Exercise aim: Copy out each line below containing "this".

Stored items
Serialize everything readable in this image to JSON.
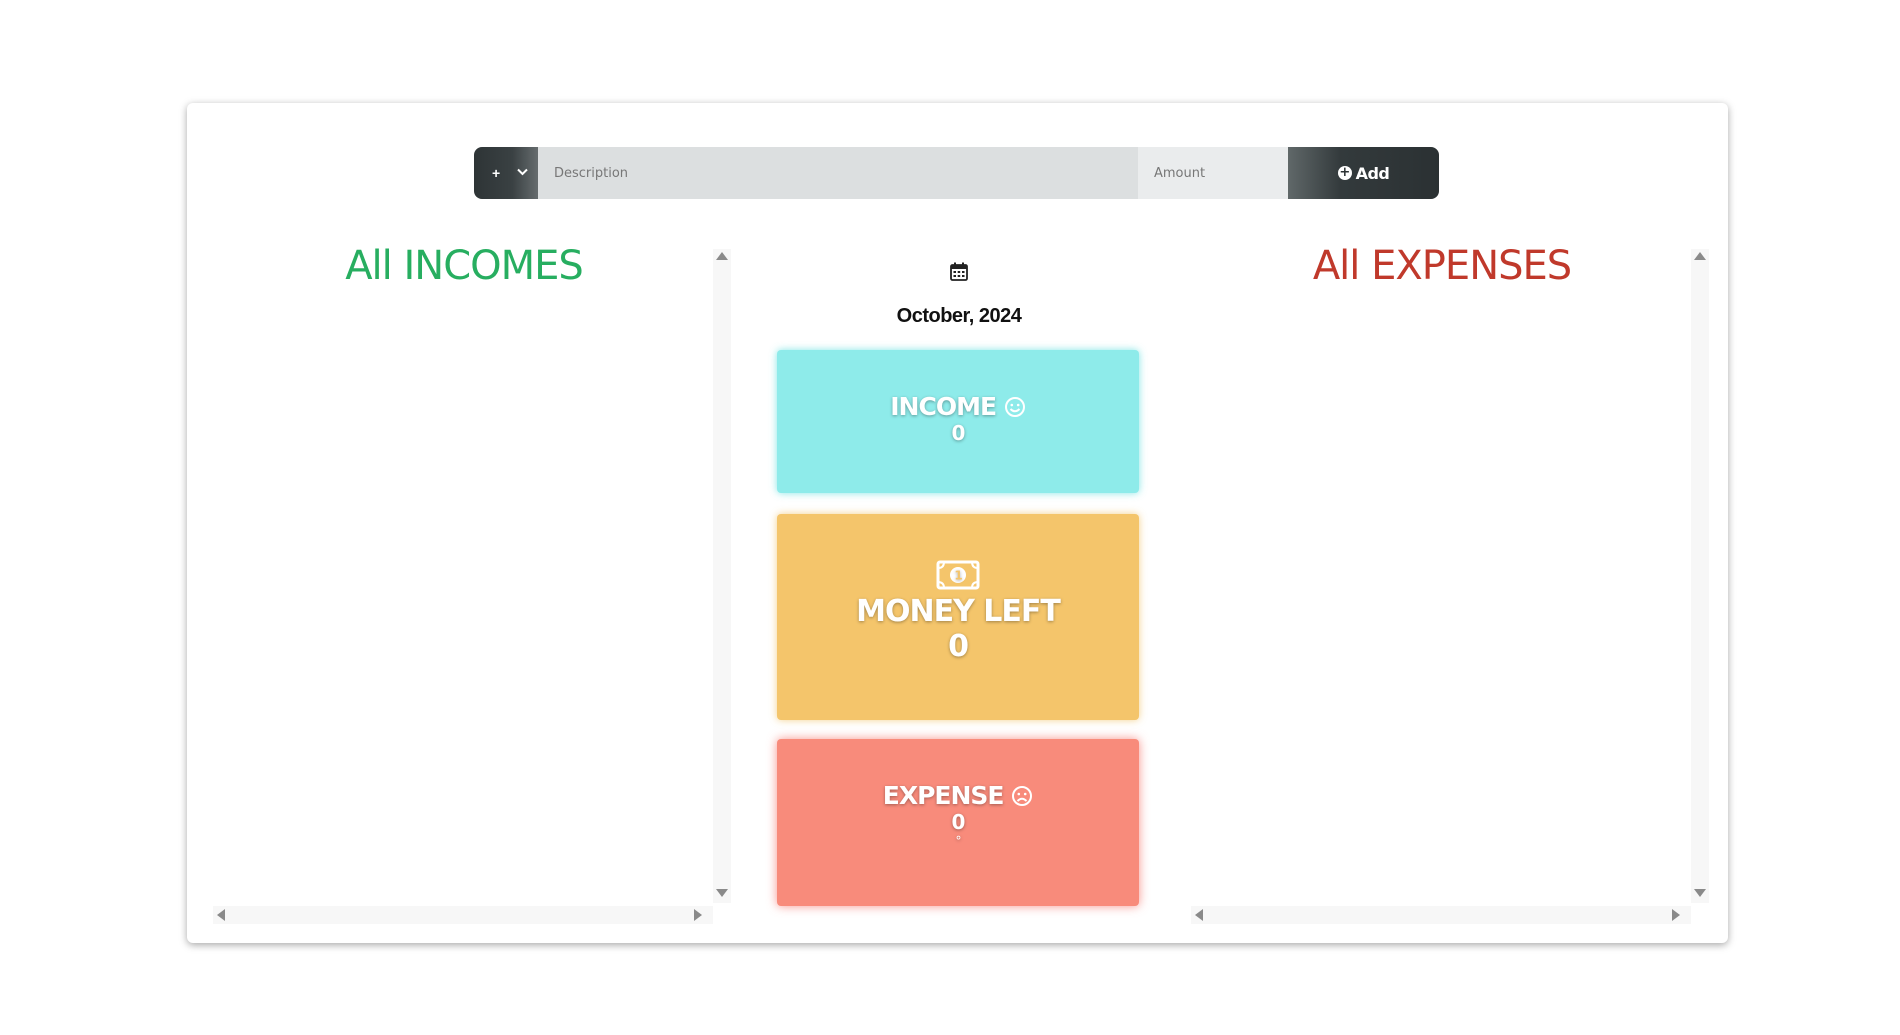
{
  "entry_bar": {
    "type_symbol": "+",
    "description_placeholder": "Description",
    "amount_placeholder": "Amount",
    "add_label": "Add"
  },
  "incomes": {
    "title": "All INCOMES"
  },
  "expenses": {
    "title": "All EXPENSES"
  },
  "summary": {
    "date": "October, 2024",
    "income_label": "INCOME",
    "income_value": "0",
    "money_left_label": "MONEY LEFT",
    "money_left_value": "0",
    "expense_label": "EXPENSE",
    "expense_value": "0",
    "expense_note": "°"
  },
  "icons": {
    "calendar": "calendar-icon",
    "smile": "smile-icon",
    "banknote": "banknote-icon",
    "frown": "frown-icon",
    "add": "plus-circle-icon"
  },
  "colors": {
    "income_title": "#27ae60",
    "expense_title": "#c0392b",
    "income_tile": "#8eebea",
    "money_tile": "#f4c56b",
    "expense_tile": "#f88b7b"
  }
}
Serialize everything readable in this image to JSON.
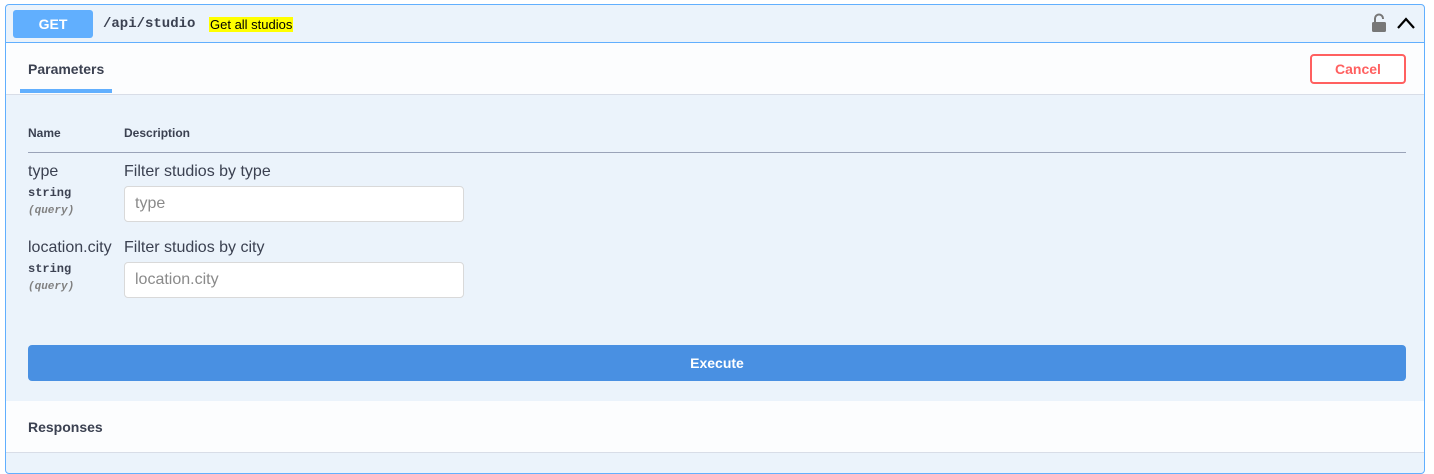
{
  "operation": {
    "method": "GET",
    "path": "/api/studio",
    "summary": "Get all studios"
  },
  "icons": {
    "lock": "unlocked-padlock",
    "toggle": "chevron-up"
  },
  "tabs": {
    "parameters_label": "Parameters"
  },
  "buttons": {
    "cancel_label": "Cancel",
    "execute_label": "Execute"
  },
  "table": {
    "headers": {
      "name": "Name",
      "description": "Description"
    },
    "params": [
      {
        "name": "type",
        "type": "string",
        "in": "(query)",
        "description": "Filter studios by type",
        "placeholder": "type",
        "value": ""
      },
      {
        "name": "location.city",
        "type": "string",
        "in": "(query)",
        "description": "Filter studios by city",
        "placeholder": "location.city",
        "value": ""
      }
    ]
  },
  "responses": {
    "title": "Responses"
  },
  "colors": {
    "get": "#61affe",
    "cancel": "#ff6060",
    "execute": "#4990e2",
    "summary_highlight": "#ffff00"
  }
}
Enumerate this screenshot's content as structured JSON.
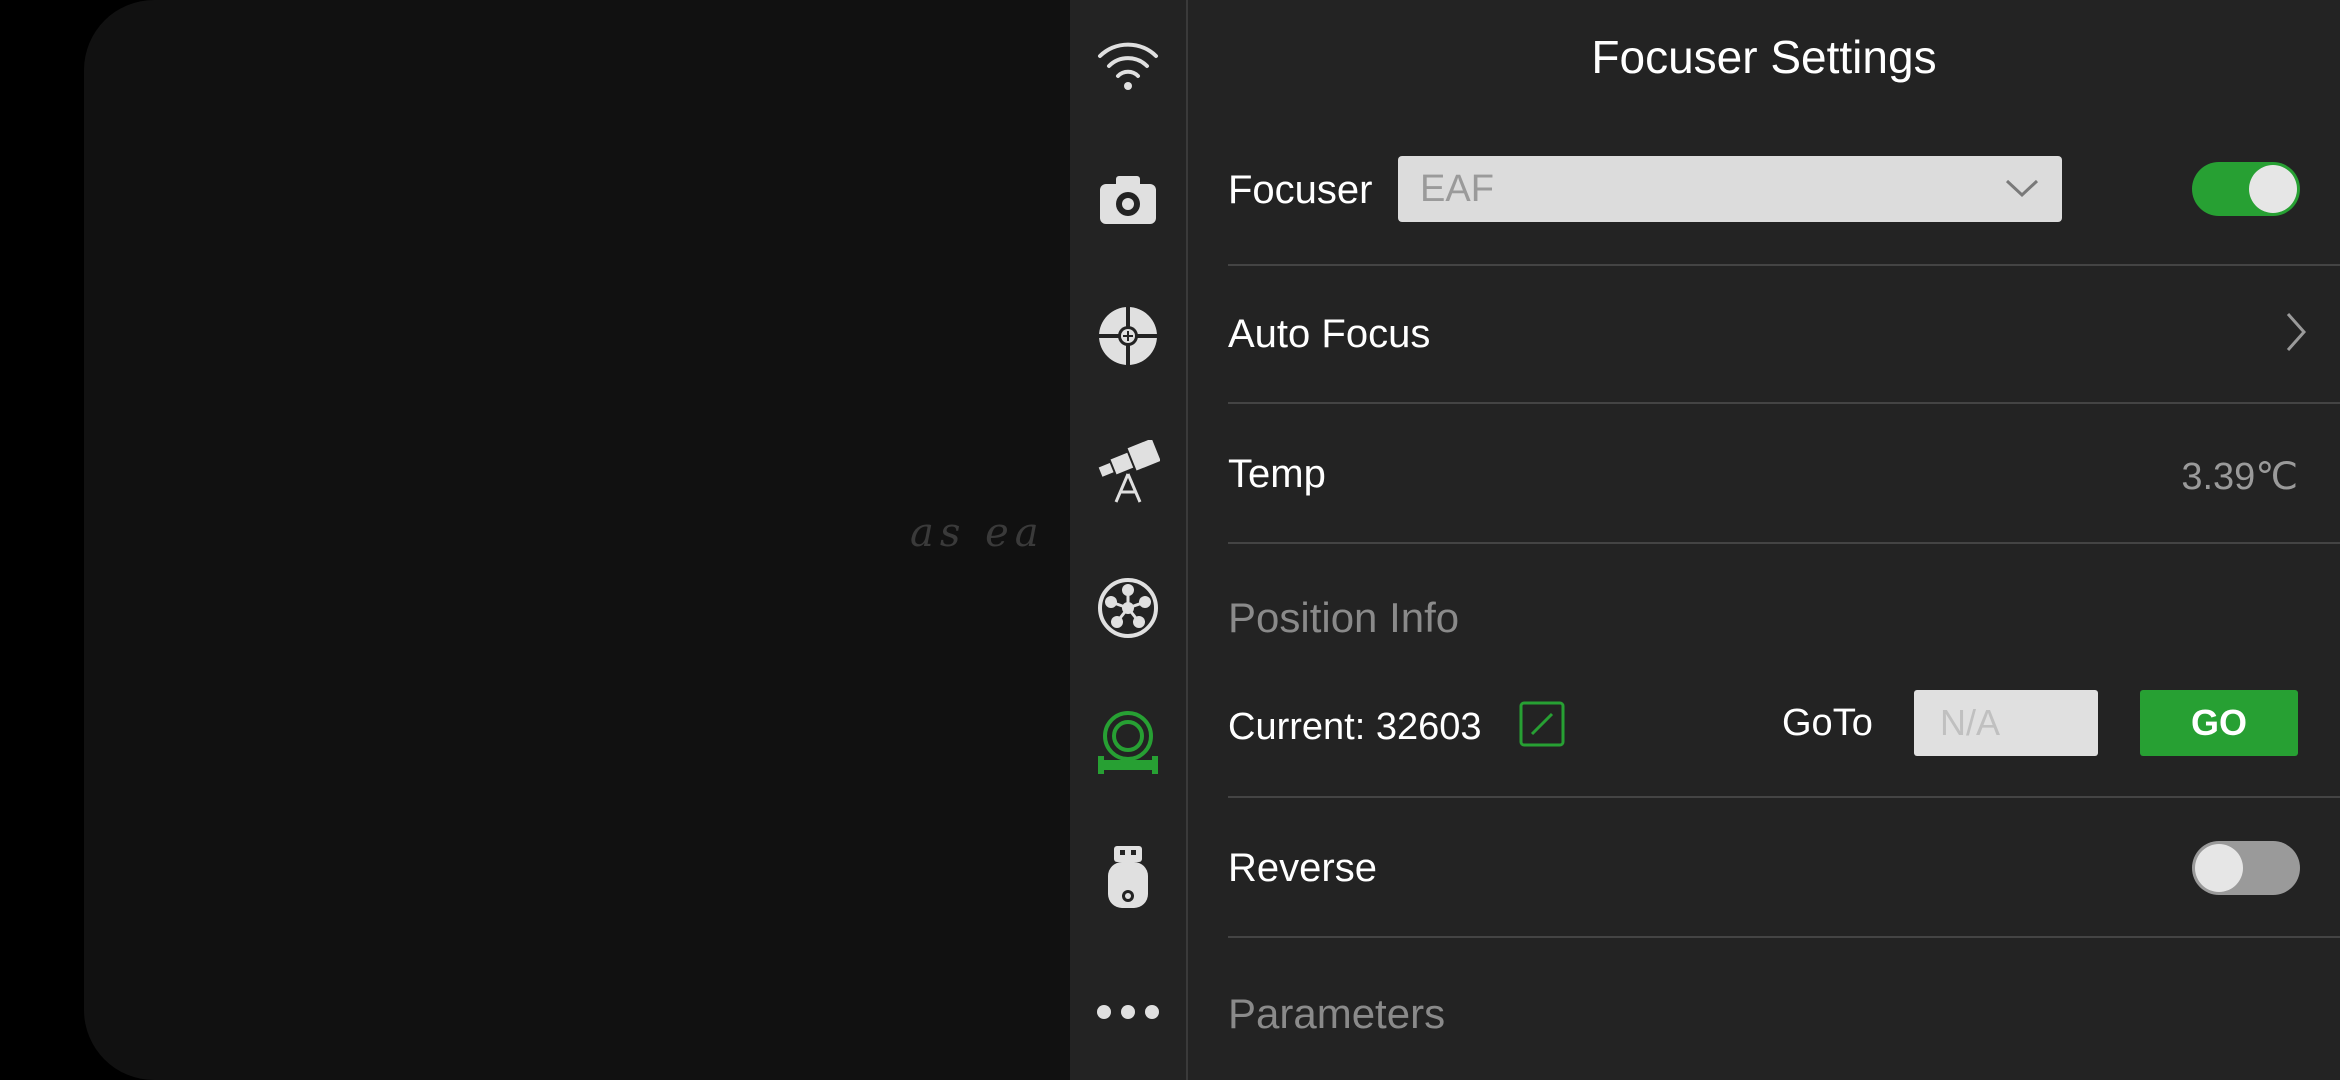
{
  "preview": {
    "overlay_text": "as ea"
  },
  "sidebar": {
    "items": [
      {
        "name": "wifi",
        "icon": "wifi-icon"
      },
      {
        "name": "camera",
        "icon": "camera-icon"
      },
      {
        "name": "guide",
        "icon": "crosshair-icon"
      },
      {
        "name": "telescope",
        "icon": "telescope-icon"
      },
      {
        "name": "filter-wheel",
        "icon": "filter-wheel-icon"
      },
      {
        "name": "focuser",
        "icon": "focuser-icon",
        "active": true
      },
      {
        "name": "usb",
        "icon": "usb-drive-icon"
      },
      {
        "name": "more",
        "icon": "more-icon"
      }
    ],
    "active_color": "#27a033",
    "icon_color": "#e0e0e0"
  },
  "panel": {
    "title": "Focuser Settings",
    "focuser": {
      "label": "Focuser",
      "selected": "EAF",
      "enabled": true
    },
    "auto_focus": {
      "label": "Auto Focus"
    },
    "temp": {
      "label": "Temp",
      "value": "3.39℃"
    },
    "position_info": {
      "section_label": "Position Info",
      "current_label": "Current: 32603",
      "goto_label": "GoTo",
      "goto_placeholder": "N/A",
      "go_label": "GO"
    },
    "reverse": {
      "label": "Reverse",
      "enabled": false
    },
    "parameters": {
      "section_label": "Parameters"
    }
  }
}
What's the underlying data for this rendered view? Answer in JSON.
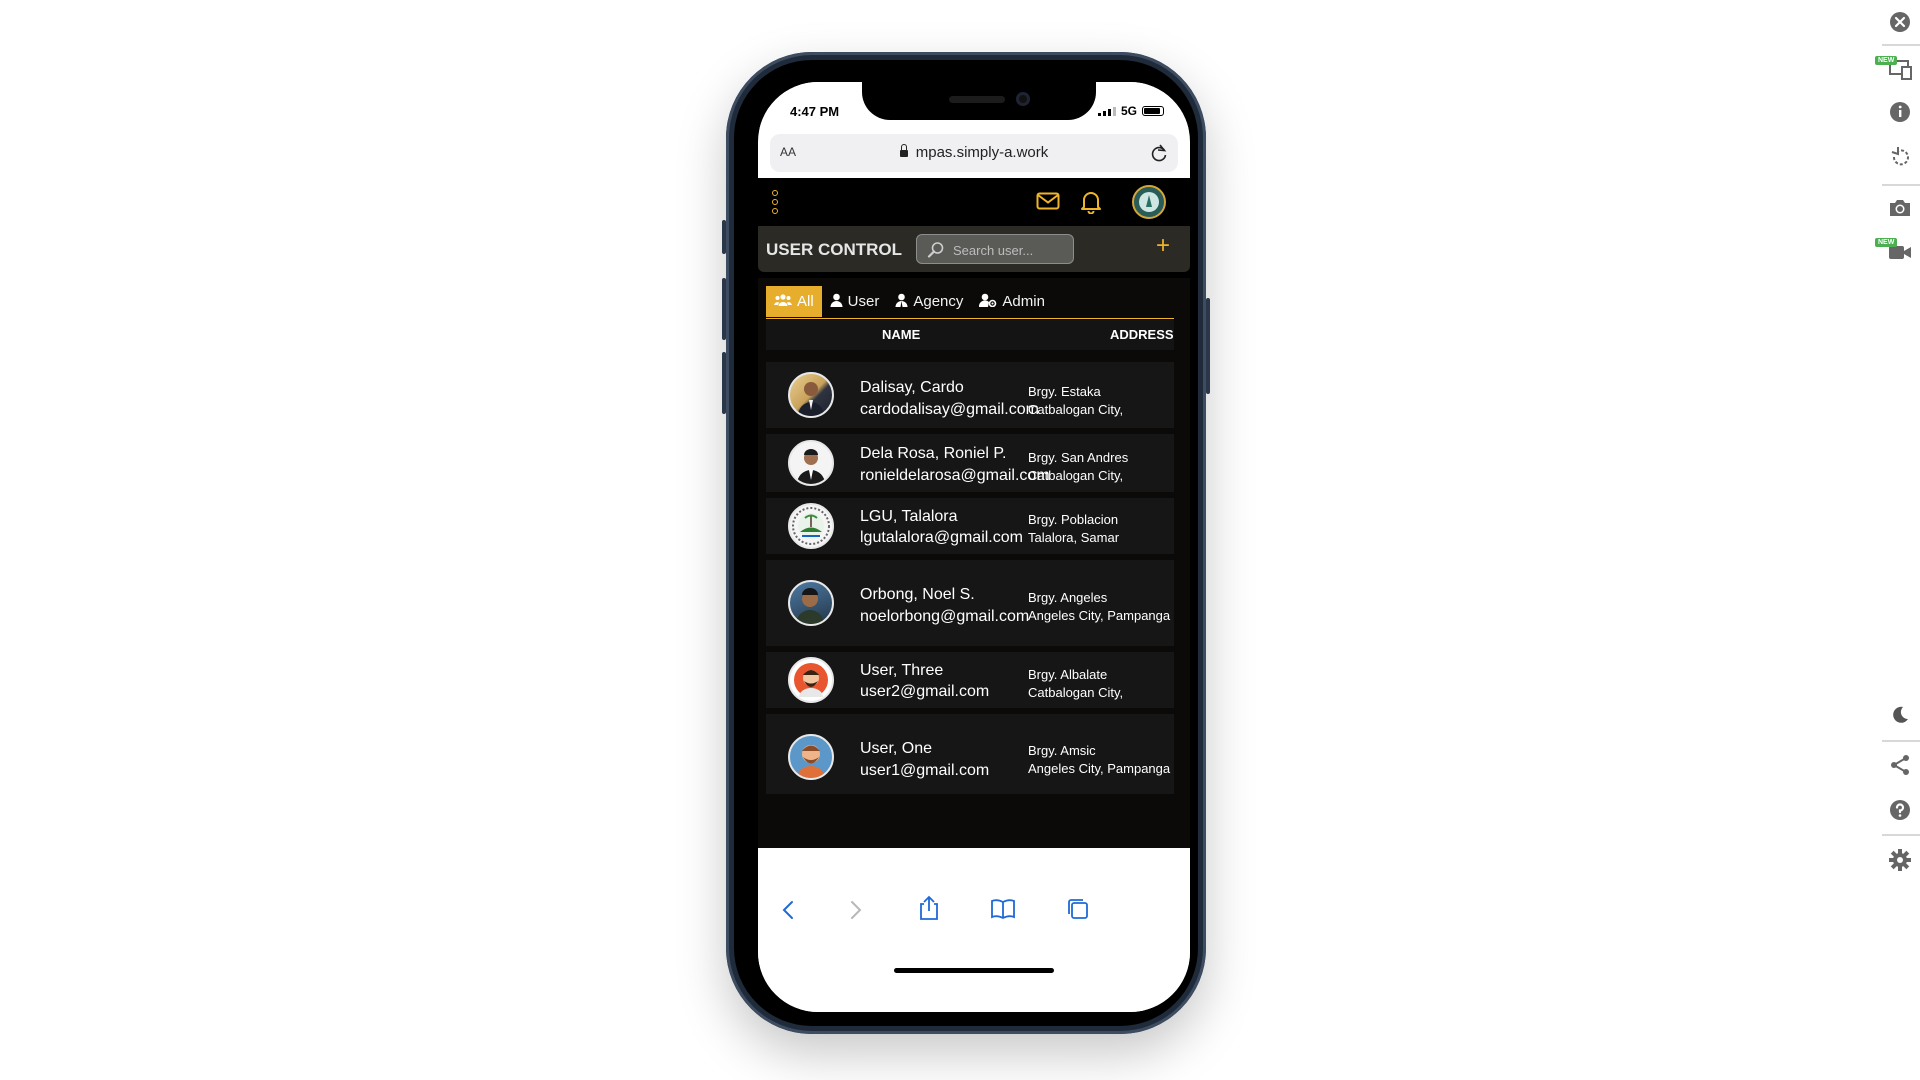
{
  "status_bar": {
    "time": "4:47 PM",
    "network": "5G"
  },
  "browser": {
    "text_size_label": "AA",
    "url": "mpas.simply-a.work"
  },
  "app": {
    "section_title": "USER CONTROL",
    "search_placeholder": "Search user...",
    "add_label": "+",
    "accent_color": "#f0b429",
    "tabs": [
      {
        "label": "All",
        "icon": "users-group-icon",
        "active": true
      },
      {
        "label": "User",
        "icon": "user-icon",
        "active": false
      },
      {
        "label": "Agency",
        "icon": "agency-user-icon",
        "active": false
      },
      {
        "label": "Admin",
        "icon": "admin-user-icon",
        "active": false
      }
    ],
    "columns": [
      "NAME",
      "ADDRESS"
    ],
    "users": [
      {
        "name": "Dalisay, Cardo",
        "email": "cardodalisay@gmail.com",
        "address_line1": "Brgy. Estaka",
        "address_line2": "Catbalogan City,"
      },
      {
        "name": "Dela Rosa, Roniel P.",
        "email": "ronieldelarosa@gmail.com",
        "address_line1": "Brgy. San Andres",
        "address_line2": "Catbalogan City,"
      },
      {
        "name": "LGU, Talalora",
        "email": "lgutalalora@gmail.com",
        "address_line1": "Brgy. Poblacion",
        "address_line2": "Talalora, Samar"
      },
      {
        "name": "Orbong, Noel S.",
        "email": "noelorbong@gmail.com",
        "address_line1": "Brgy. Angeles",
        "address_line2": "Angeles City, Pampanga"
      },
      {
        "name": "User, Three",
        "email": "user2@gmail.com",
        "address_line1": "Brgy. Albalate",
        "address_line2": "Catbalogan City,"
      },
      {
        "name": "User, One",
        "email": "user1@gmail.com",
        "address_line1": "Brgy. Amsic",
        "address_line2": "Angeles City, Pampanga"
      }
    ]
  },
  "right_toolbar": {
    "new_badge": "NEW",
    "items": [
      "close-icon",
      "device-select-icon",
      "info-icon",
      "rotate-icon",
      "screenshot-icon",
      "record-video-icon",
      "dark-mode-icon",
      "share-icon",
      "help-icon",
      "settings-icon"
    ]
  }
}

Exercise answer:
Serialize everything readable in this image to JSON.
Serialize everything readable in this image to JSON.
Enumerate this screenshot's content as structured JSON.
What's the underlying data for this rendered view? Answer in JSON.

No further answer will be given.